Excerpts from an interface dataset:

§

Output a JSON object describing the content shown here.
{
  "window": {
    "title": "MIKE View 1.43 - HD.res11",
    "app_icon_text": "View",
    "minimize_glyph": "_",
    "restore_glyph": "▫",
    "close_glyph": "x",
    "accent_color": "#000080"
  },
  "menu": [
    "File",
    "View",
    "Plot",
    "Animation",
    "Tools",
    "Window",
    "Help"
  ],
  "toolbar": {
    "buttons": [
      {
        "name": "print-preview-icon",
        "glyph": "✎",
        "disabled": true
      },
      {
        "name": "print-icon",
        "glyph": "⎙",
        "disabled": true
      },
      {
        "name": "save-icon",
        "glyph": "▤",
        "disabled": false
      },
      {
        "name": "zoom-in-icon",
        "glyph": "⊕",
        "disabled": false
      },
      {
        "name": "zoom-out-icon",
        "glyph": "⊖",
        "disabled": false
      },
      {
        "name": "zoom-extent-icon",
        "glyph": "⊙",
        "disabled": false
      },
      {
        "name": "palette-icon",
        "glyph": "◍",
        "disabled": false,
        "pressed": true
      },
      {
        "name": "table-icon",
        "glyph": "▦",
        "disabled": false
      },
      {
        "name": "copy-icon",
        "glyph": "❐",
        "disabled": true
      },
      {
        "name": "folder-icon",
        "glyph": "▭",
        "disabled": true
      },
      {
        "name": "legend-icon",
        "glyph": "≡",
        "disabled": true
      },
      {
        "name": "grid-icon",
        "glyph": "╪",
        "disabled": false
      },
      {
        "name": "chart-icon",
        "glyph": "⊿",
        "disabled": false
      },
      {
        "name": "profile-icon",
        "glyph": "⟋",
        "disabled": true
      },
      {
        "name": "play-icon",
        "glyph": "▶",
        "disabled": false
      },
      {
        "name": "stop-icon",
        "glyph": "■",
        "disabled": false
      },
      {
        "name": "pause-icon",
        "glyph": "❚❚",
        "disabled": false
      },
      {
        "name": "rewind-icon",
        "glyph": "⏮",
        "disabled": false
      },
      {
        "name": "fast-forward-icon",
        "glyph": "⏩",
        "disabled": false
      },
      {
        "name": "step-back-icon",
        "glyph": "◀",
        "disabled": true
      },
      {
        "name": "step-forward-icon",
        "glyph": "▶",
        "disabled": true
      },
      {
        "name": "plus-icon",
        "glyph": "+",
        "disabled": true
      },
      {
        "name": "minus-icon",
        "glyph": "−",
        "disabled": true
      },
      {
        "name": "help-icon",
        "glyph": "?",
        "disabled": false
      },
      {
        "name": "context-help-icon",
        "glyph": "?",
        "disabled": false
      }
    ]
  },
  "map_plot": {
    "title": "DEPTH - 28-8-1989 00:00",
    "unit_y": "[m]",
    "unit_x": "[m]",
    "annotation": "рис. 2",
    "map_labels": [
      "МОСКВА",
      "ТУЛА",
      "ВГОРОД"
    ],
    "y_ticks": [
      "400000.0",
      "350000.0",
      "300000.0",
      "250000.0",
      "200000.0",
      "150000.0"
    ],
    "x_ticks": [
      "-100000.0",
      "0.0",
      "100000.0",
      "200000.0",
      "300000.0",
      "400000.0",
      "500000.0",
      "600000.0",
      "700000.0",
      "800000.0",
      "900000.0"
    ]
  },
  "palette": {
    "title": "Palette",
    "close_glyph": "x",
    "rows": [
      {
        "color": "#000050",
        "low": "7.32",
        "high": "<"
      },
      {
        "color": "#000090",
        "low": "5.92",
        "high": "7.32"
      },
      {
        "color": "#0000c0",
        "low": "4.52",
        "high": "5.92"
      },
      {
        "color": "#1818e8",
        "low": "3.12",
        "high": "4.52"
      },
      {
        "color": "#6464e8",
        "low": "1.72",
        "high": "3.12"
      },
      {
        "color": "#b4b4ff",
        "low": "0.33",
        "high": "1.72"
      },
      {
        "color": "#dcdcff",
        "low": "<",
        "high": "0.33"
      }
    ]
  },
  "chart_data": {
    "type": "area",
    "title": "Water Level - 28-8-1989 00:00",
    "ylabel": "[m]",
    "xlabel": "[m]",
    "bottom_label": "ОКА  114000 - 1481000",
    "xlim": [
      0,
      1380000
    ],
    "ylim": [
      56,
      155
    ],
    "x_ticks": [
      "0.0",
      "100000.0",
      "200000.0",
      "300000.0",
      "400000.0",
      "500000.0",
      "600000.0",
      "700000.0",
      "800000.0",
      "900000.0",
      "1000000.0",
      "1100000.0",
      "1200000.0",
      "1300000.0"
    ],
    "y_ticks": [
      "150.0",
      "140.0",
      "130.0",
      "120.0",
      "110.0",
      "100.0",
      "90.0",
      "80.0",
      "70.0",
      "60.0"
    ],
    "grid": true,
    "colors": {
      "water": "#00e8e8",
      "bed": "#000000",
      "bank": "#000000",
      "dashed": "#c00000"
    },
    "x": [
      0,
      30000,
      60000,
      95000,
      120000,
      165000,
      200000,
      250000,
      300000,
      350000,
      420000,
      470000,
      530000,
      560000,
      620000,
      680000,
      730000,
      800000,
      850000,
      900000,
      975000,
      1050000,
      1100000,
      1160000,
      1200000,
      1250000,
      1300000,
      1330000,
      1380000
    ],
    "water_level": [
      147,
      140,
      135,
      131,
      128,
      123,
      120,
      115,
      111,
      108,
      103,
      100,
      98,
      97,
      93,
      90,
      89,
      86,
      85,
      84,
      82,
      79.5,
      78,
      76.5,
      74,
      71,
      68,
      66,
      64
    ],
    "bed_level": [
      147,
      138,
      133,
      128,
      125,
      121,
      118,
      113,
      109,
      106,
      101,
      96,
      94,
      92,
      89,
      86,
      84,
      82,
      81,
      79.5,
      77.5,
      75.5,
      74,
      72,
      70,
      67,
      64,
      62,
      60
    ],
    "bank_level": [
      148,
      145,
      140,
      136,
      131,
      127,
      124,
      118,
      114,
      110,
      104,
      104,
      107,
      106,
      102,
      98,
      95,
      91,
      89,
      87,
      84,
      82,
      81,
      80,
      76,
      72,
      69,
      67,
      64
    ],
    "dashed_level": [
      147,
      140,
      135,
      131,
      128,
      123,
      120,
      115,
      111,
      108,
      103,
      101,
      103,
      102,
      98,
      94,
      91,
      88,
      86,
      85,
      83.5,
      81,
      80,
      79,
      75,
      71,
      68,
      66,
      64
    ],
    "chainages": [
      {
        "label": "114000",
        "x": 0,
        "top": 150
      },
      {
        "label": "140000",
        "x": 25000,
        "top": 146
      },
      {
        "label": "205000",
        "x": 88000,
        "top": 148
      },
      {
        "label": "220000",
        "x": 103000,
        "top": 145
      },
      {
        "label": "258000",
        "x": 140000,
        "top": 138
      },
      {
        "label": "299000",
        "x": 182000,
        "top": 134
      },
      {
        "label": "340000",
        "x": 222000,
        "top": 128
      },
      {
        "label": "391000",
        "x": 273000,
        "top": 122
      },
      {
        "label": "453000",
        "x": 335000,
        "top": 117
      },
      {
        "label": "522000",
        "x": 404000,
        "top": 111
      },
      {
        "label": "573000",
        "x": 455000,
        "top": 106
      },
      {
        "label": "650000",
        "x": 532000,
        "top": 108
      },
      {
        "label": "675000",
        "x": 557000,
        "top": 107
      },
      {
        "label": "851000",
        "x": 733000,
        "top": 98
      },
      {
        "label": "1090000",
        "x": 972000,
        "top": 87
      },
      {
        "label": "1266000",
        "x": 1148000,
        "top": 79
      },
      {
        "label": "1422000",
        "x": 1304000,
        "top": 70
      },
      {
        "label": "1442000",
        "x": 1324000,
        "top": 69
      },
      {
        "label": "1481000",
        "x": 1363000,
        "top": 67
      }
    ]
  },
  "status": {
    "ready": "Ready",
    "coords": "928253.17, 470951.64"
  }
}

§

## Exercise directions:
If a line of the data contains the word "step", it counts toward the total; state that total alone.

## Response below:
2